## Problem statement
Which lines of the records below contain the word "protocol"? Copy each of them out.

## Supplied records
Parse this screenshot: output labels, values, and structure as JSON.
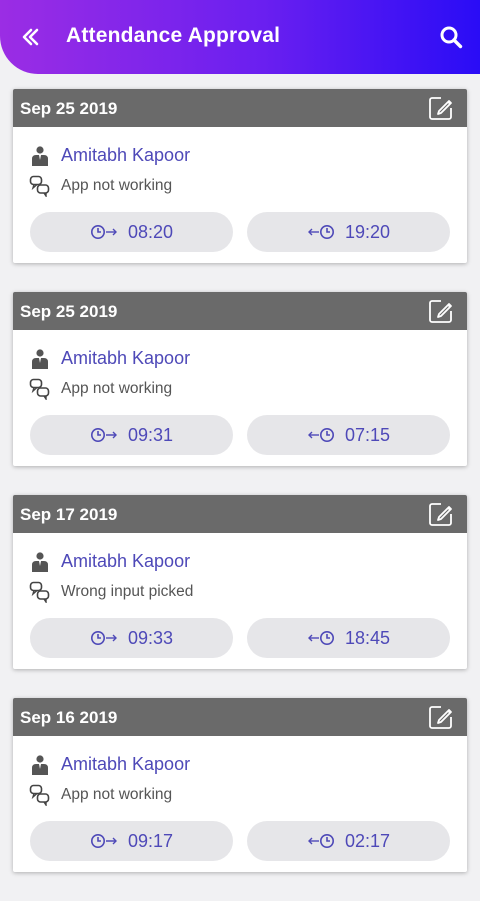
{
  "header": {
    "title": "Attendance Approval",
    "bg_start": "#9b2de4",
    "bg_end": "#2a0cf6"
  },
  "records": [
    {
      "date": "Sep 25 2019",
      "name": "Amitabh Kapoor",
      "reason": "App not working",
      "in_time": "08:20",
      "out_time": "19:20"
    },
    {
      "date": "Sep 25 2019",
      "name": "Amitabh Kapoor",
      "reason": "App not working",
      "in_time": "09:31",
      "out_time": "07:15"
    },
    {
      "date": "Sep 17 2019",
      "name": "Amitabh Kapoor",
      "reason": "Wrong input picked",
      "in_time": "09:33",
      "out_time": "18:45"
    },
    {
      "date": "Sep 16 2019",
      "name": "Amitabh Kapoor",
      "reason": "App not working",
      "in_time": "09:17",
      "out_time": "02:17"
    }
  ],
  "icons": {
    "back": "chevron-double-left-icon",
    "search": "search-icon",
    "edit": "edit-icon",
    "person": "person-icon",
    "reason": "chat-bubbles-icon",
    "check_in": "clock-in-icon",
    "check_out": "clock-out-icon"
  },
  "colors": {
    "accent": "#4e49b8",
    "card_header": "#6a6a6a",
    "pill_bg": "#e6e6e9"
  }
}
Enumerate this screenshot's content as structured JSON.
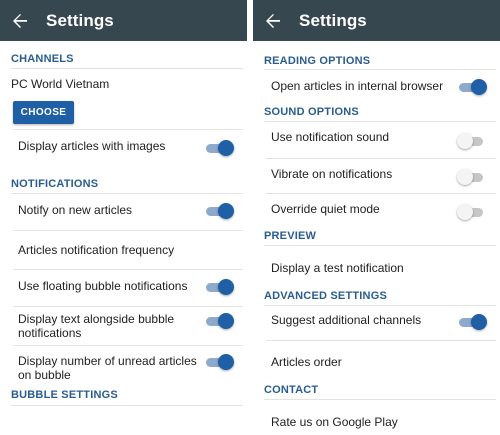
{
  "left": {
    "title": "Settings",
    "channels": {
      "header": "CHANNELS",
      "channel_name": "PC World Vietnam",
      "choose_label": "CHOOSE",
      "display_images_label": "Display articles with images",
      "display_images_on": true
    },
    "notifications": {
      "header": "NOTIFICATIONS",
      "items": [
        {
          "label": "Notify on new articles",
          "on": true
        },
        {
          "label": "Articles notification frequency"
        },
        {
          "label": "Use floating bubble notifications",
          "on": true
        },
        {
          "label_line1": "Display text alongside bubble",
          "label_line2": "notifications",
          "on": true
        },
        {
          "label_line1": "Display number of unread articles",
          "label_line2": "on bubble",
          "on": true
        }
      ]
    },
    "bubble": {
      "header": "BUBBLE SETTINGS"
    }
  },
  "right": {
    "title": "Settings",
    "reading": {
      "header": "READING OPTIONS",
      "internal_browser_label": "Open articles in internal browser",
      "internal_browser_on": true
    },
    "sound": {
      "header": "SOUND OPTIONS",
      "items": [
        {
          "label": "Use notification sound",
          "on": false
        },
        {
          "label": "Vibrate on notifications",
          "on": false
        },
        {
          "label": "Override quiet mode",
          "on": false
        }
      ]
    },
    "preview": {
      "header": "PREVIEW",
      "test_label": "Display a test notification"
    },
    "advanced": {
      "header": "ADVANCED SETTINGS",
      "suggest_label": "Suggest additional channels",
      "suggest_on": true,
      "order_label": "Articles order"
    },
    "contact": {
      "header": "CONTACT",
      "partial_label": "Rate us on Google Play"
    }
  },
  "colors": {
    "appbar": "#37474f",
    "accent": "#1f5fa6",
    "section_header": "#2a5d8f",
    "toggle_track_on": "#8da9cb",
    "toggle_track_off": "#c6c6c6"
  },
  "icons": {
    "back": "arrow-left-icon"
  }
}
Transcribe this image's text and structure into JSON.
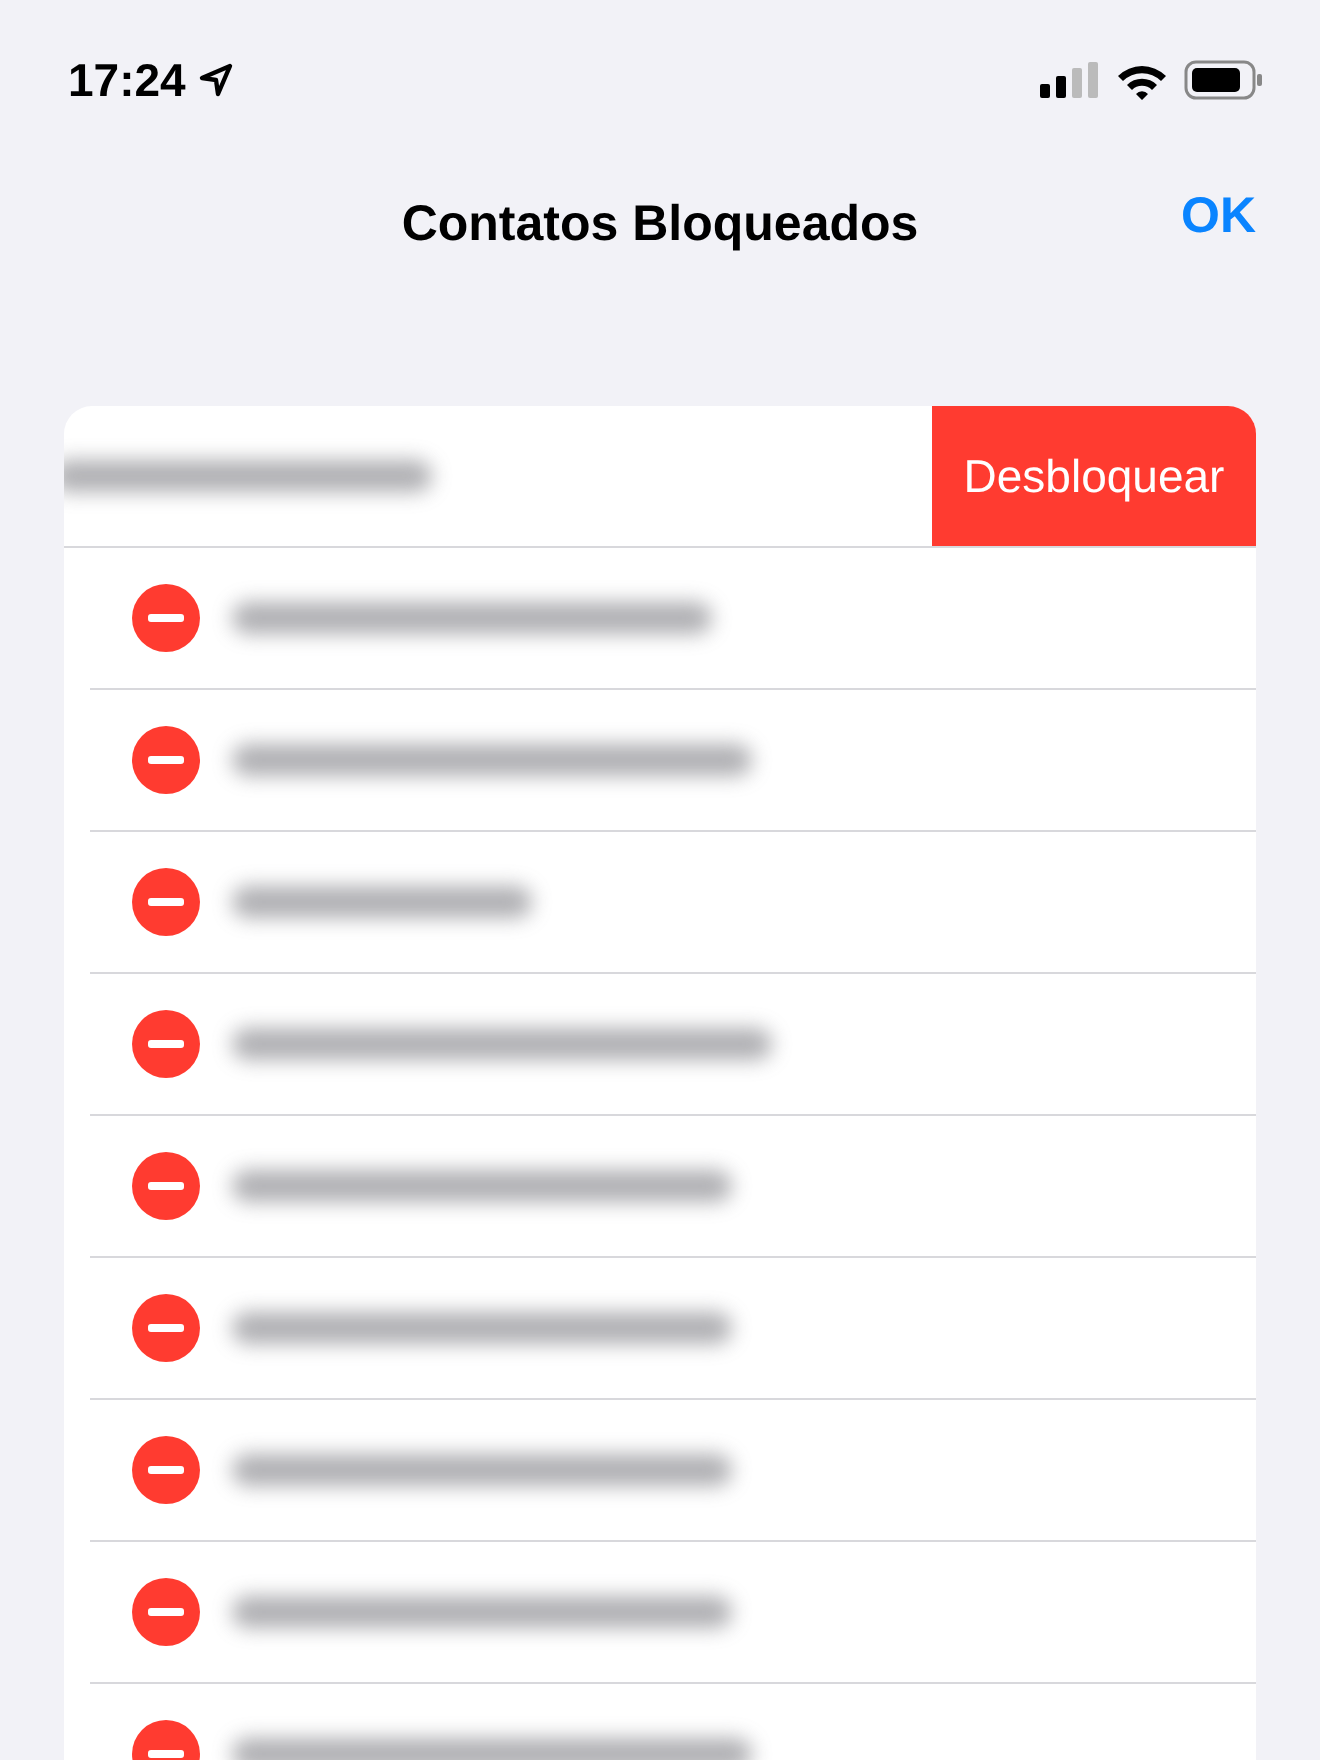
{
  "status_bar": {
    "time": "17:24"
  },
  "nav": {
    "title": "Contatos Bloqueados",
    "done": "OK"
  },
  "rows": [
    {
      "kind": "swiped",
      "action": "Desbloquear"
    },
    {
      "kind": "editing"
    },
    {
      "kind": "editing"
    },
    {
      "kind": "editing"
    },
    {
      "kind": "editing"
    },
    {
      "kind": "editing"
    },
    {
      "kind": "editing"
    },
    {
      "kind": "editing"
    },
    {
      "kind": "editing"
    },
    {
      "kind": "editing"
    }
  ]
}
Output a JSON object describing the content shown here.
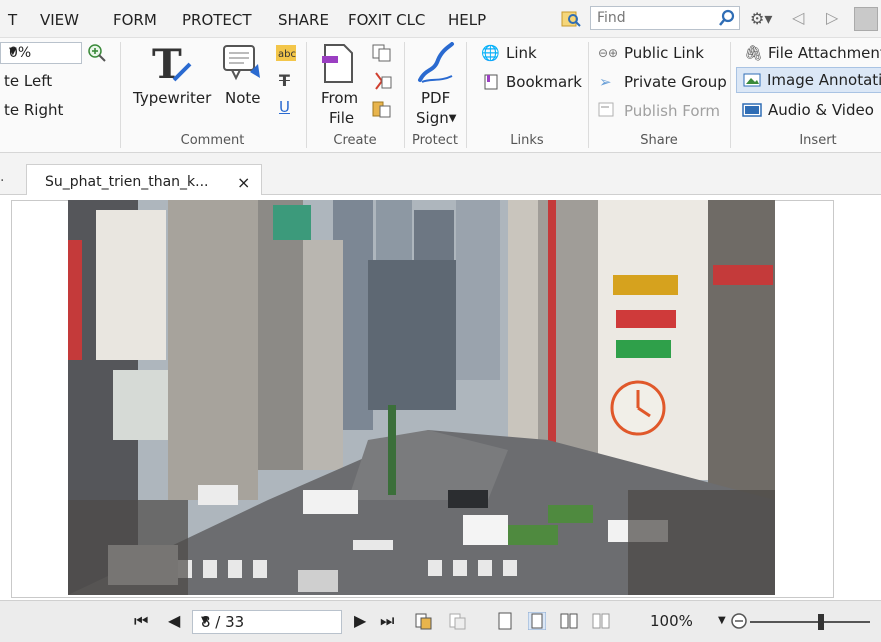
{
  "menu": {
    "items": [
      "T",
      "VIEW",
      "FORM",
      "PROTECT",
      "SHARE",
      "FOXIT CLC",
      "HELP"
    ],
    "find_placeholder": "Find"
  },
  "ribbon": {
    "zoom_value": "0%",
    "rotate_left": "te Left",
    "rotate_right": "te Right",
    "typewriter": "Typewriter",
    "note": "Note",
    "comment_label": "Comment",
    "from_file_line1": "From",
    "from_file_line2": "File",
    "create_label": "Create",
    "pdf_sign_line1": "PDF",
    "pdf_sign_line2": "Sign",
    "protect_label": "Protect",
    "link": "Link",
    "bookmark": "Bookmark",
    "links_label": "Links",
    "public_link": "Public Link",
    "private_group": "Private Group",
    "publish_form": "Publish Form",
    "share_label": "Share",
    "file_attachment": "File Attachment",
    "image_annotation": "Image Annotatic",
    "audio_video": "Audio & Video",
    "insert_label": "Insert"
  },
  "tab": {
    "stub": ".",
    "title": "Su_phat_trien_than_k...",
    "close": "×"
  },
  "navbar": {
    "page_value": "8 / 33",
    "zoom_percent": "100%"
  },
  "colors": {
    "accent_blue": "#2f6db5",
    "highlight": "#dbe7f6",
    "pen_blue": "#2a6ad0"
  }
}
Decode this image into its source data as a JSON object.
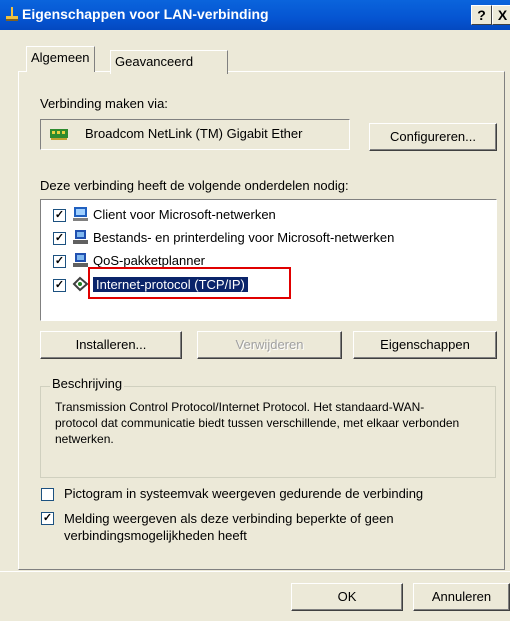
{
  "window": {
    "title": "Eigenschappen voor LAN-verbinding",
    "help_button": "?",
    "close_button": "X"
  },
  "tabs": [
    {
      "label": "Algemeen",
      "active": true
    },
    {
      "label": "Geavanceerd",
      "active": false
    }
  ],
  "connect_via": {
    "label": "Verbinding maken via:",
    "adapter": "Broadcom NetLink (TM) Gigabit Ether",
    "configure_button": "Configureren..."
  },
  "components": {
    "label": "Deze verbinding heeft de volgende onderdelen nodig:",
    "items": [
      {
        "label": "Client voor Microsoft-netwerken",
        "checked": true,
        "icon": "network-client-icon"
      },
      {
        "label": "Bestands- en printerdeling voor Microsoft-netwerken",
        "checked": true,
        "icon": "file-printer-sharing-icon"
      },
      {
        "label": "QoS-pakketplanner",
        "checked": true,
        "icon": "qos-scheduler-icon"
      },
      {
        "label": "Internet-protocol (TCP/IP)",
        "checked": true,
        "icon": "protocol-icon",
        "selected": true
      }
    ],
    "buttons": {
      "install": "Installeren...",
      "remove": "Verwijderen",
      "properties": "Eigenschappen"
    }
  },
  "description": {
    "legend": "Beschrijving",
    "text": "Transmission Control Protocol/Internet Protocol. Het standaard-WAN-protocol dat communicatie biedt tussen verschillende, met elkaar verbonden netwerken."
  },
  "options": [
    {
      "label": "Pictogram in systeemvak weergeven gedurende de verbinding",
      "checked": false
    },
    {
      "label": "Melding weergeven als deze verbinding beperkte of geen verbindingsmogelijkheden heeft",
      "checked": true
    }
  ],
  "footer": {
    "ok": "OK",
    "cancel": "Annuleren"
  },
  "colors": {
    "titlebar": "#0555d2",
    "dialog_bg": "#ece9d8",
    "selection": "#0a246a",
    "highlight_box": "#e00000"
  }
}
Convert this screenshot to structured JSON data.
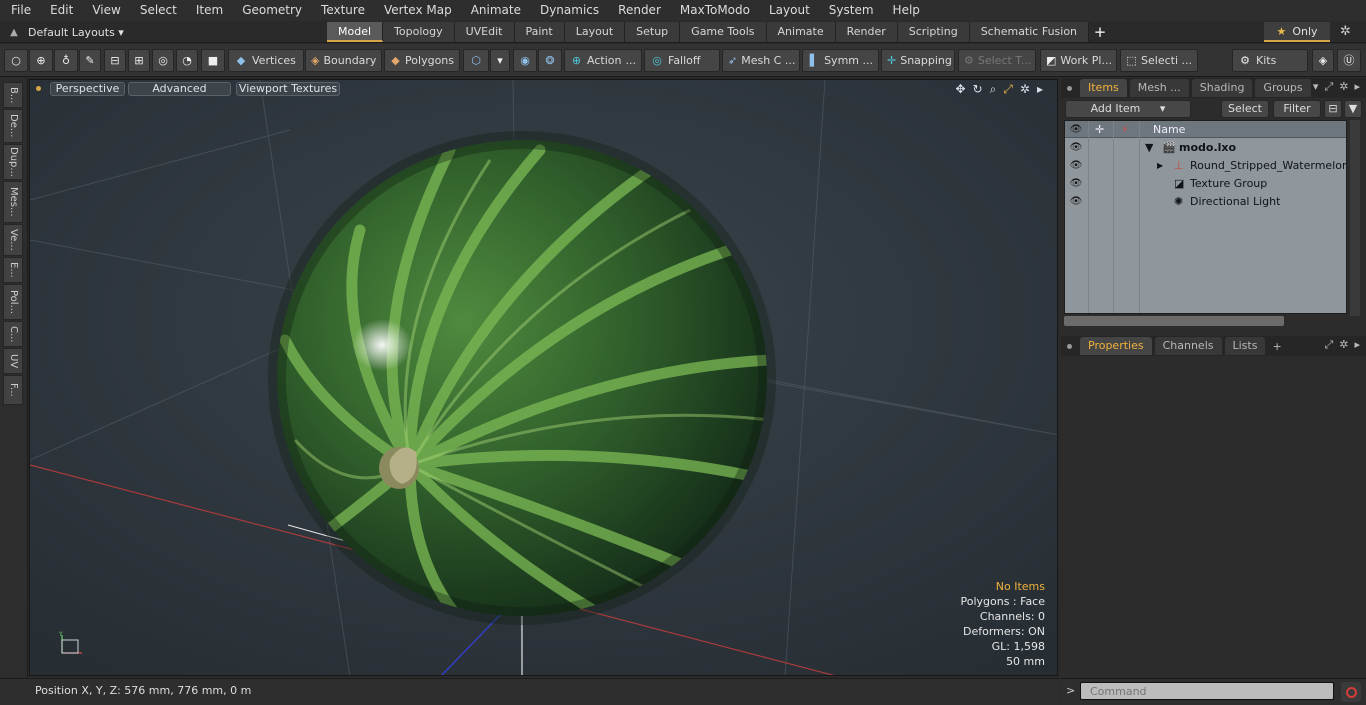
{
  "menu": [
    "File",
    "Edit",
    "View",
    "Select",
    "Item",
    "Geometry",
    "Texture",
    "Vertex Map",
    "Animate",
    "Dynamics",
    "Render",
    "MaxToModo",
    "Layout",
    "System",
    "Help"
  ],
  "layout_menu": {
    "label": "Default Layouts ▾",
    "icon": "layouts-home-icon"
  },
  "tabs": [
    {
      "label": "Model",
      "active": true
    },
    {
      "label": "Topology"
    },
    {
      "label": "UVEdit"
    },
    {
      "label": "Paint"
    },
    {
      "label": "Layout"
    },
    {
      "label": "Setup"
    },
    {
      "label": "Game Tools"
    },
    {
      "label": "Animate"
    },
    {
      "label": "Render"
    },
    {
      "label": "Scripting"
    },
    {
      "label": "Schematic Fusion"
    }
  ],
  "tab_add": "+",
  "only_button": {
    "star": "★",
    "label": "Only"
  },
  "toolbar": {
    "vertices": "Vertices",
    "boundary": "Boundary",
    "polygons": "Polygons",
    "action": "Action",
    "falloff": "Falloff",
    "mesh": "Mesh C ...",
    "symmetry": "Symm ...",
    "snapping": "Snapping",
    "select_through": "Select T...",
    "work_plane": "Work Pl...",
    "selection": "Selecti ...",
    "kits": "Kits",
    "action_more": "..."
  },
  "left_tabs": [
    "B...",
    "De...",
    "Dup...",
    "Mes...",
    "Ve...",
    "E...",
    "Pol...",
    "C...",
    "UV",
    "F..."
  ],
  "viewport": {
    "view_mode": "Perspective",
    "shading": "Advanced",
    "textures": "Viewport Textures",
    "info": {
      "no_items": "No Items",
      "polygons": "Polygons : Face",
      "channels": "Channels: 0",
      "deformers": "Deformers: ON",
      "gl": "GL: 1,598",
      "size": "50 mm"
    },
    "colors": {
      "accent": "#d8a64a",
      "warning": "#f0b23b",
      "background": "#2a3137"
    }
  },
  "status": {
    "position": "Position X, Y, Z:   576 mm, 776 mm, 0 m"
  },
  "items_panel": {
    "tabs": [
      {
        "label": "Items",
        "active": true
      },
      {
        "label": "Mesh ..."
      },
      {
        "label": "Shading"
      },
      {
        "label": "Groups"
      }
    ],
    "add_item": "Add Item",
    "select": "Select",
    "filter": "Filter",
    "column_name": "Name",
    "rows": [
      {
        "label": "modo.lxo",
        "icon": "scene-icon",
        "expand": "▼"
      },
      {
        "label": "Round_Stripped_Watermelon...",
        "icon": "locator-icon",
        "expand": "▶"
      },
      {
        "label": "Texture Group",
        "icon": "texture-group-icon",
        "expand": ""
      },
      {
        "label": "Directional Light",
        "icon": "light-icon",
        "expand": ""
      }
    ]
  },
  "properties_panel": {
    "tabs": [
      {
        "label": "Properties",
        "active": true
      },
      {
        "label": "Channels"
      },
      {
        "label": "Lists"
      }
    ],
    "add": "+"
  },
  "command": {
    "prompt": ">",
    "placeholder": "Command"
  }
}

## Response
        "label": "Internet-protocol (TCP/IP)",
        "icon": "protocol-icon",
    "text": "Transmission Control Protocol/Internet Protocol. Het standaard-WAN-protocol dat communicatie biedt tussen verschillende, met elkaar verbonden netwerken."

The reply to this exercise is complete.